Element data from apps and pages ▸

※ ※ ※

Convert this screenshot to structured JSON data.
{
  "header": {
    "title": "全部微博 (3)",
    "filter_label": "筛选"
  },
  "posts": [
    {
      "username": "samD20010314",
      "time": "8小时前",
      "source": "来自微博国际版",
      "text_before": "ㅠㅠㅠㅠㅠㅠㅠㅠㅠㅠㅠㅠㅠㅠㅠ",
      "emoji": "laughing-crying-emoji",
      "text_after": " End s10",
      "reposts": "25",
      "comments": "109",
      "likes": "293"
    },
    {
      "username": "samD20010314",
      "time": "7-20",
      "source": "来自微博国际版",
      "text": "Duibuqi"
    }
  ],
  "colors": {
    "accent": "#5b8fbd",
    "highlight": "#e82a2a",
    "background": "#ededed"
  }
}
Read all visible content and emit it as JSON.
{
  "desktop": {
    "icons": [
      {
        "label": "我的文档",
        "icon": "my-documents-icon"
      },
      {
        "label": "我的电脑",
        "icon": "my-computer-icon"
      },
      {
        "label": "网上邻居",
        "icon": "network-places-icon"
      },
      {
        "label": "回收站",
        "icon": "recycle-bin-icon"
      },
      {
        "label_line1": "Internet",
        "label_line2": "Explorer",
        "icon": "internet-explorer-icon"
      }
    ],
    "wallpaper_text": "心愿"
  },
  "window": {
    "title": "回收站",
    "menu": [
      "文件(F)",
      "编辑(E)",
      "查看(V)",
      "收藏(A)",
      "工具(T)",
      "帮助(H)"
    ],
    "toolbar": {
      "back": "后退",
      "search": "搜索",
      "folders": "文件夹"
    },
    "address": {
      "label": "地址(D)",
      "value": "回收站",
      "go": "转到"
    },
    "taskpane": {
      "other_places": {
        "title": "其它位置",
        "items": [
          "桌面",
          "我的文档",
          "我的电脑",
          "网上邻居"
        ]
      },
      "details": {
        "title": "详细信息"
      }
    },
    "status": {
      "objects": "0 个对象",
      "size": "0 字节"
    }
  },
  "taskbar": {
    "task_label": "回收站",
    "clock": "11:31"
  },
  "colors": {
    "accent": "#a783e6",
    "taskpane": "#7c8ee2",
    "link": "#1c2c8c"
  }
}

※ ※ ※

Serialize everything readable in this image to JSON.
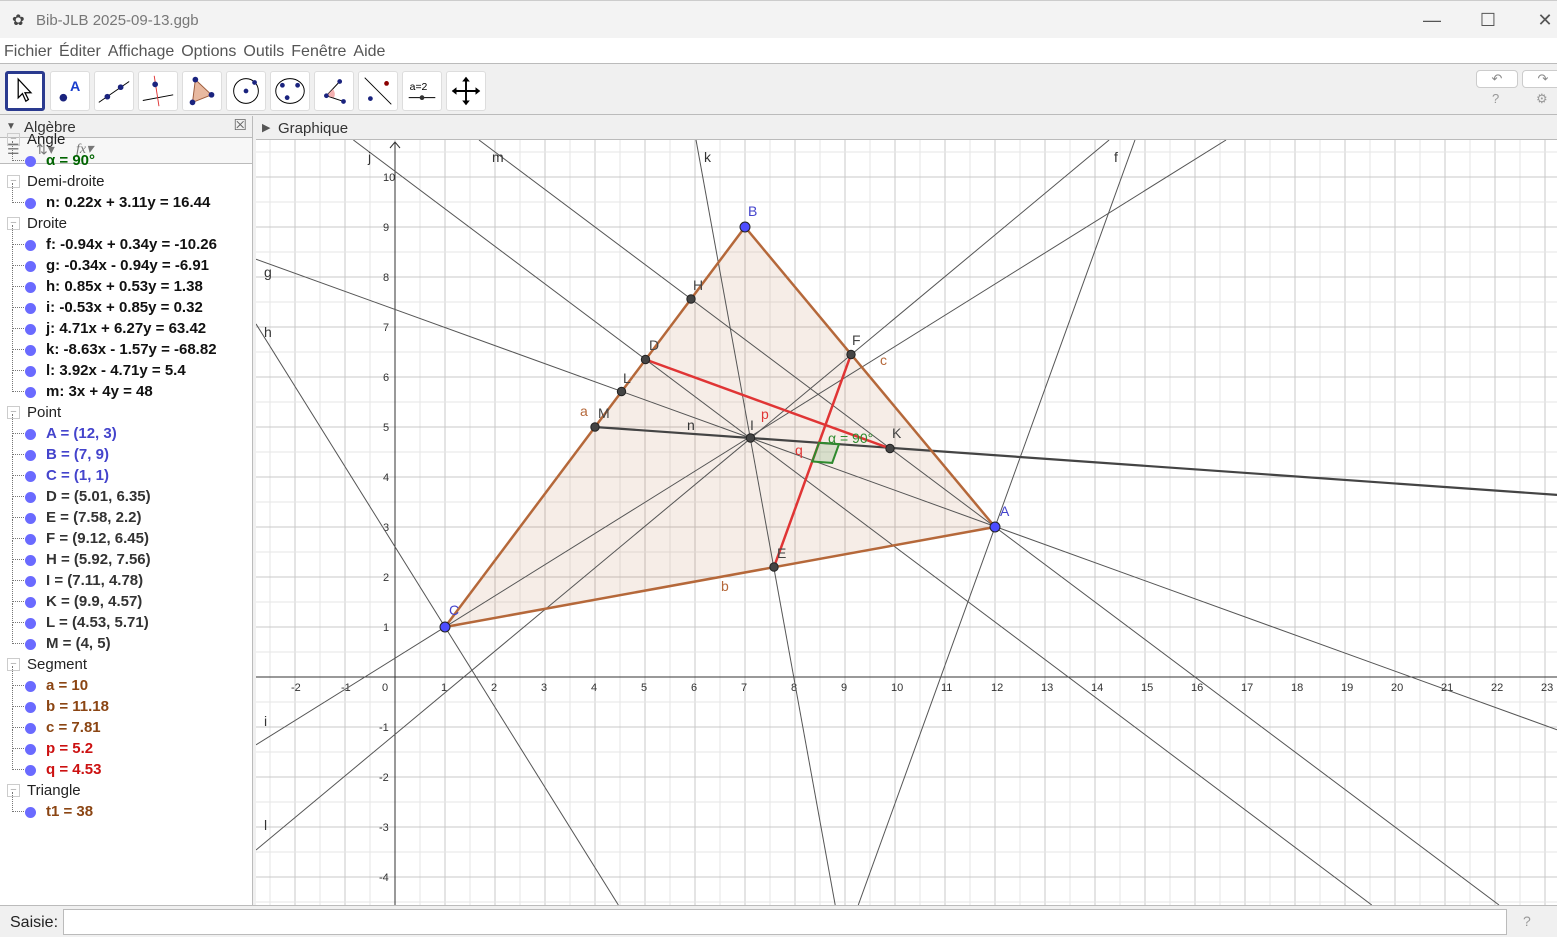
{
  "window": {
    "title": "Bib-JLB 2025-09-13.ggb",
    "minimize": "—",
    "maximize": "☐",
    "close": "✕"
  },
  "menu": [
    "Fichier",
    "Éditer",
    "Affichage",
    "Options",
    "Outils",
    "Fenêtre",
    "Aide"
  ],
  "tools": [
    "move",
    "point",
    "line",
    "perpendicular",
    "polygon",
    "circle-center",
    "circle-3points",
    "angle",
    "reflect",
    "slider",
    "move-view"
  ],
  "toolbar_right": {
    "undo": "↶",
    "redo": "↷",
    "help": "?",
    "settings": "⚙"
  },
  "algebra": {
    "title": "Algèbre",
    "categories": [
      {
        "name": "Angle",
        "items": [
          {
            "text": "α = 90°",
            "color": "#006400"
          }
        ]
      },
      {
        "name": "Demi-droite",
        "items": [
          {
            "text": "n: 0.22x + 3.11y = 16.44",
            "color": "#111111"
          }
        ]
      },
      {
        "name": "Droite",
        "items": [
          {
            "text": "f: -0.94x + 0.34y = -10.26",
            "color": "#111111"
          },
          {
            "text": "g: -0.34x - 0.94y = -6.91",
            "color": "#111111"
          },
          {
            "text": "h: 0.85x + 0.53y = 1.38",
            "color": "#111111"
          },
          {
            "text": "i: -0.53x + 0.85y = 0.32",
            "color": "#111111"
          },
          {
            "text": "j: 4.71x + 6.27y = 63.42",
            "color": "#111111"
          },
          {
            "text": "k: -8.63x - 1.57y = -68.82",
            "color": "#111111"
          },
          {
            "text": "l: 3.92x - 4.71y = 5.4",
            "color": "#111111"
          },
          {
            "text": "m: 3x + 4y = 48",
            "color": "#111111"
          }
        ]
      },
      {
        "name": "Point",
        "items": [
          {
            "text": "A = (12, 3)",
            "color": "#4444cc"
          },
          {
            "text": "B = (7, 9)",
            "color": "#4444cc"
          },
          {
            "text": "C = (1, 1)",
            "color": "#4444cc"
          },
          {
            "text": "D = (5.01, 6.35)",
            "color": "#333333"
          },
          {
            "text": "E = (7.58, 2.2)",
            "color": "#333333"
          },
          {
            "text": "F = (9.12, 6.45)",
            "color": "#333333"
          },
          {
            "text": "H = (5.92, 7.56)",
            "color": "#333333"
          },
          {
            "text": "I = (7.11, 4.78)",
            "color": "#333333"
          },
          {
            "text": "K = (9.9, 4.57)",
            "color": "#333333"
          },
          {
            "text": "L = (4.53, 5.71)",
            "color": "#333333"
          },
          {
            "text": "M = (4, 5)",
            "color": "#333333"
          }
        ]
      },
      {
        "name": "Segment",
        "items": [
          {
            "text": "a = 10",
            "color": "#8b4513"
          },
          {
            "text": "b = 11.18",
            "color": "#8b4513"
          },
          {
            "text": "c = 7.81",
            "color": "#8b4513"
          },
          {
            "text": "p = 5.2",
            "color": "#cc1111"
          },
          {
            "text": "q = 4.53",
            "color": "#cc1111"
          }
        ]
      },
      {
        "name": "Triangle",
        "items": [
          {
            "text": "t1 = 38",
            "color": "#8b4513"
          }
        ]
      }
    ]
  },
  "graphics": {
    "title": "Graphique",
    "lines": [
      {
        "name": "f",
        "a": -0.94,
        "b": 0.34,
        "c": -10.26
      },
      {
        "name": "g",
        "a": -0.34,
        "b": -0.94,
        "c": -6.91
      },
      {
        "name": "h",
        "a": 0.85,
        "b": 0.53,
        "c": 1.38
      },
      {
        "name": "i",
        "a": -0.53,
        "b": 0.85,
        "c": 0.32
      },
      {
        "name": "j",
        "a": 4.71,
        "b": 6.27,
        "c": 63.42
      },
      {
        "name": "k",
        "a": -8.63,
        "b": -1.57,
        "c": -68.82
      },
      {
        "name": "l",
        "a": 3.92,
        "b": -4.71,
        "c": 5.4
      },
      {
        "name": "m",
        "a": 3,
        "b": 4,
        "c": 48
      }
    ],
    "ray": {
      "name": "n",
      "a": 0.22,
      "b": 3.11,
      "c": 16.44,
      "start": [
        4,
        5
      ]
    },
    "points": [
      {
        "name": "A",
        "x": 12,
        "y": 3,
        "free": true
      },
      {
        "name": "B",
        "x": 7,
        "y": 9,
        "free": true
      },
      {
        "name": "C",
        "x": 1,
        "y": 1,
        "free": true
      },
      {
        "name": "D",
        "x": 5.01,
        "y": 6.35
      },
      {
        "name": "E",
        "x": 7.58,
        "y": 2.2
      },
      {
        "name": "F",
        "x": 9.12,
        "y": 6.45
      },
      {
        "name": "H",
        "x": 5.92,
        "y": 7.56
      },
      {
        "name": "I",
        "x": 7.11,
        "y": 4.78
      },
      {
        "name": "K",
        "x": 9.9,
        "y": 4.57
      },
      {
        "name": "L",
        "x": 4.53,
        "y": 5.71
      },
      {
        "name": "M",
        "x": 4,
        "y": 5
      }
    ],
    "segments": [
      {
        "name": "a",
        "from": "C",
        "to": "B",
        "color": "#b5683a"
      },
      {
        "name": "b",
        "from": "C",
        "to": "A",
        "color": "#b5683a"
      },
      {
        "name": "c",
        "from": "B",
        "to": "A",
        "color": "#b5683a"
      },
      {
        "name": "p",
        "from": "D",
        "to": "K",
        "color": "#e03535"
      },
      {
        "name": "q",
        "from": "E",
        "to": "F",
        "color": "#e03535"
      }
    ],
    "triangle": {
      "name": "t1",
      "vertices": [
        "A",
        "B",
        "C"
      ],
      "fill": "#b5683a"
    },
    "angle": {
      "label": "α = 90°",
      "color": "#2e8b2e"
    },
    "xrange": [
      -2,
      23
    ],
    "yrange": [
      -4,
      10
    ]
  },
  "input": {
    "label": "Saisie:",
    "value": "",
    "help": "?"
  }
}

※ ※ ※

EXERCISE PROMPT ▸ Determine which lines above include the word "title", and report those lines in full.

SOLUTION TO THE EXERCISE ▸
    "title": "全部微博 (3)",
    "title": "回收站",
        "title": "其它位置",
        "title": "详细信息"
    "title": "Bib-JLB 2025-09-13.ggb",
    "title": "Algèbre",
    "title": "Graphique",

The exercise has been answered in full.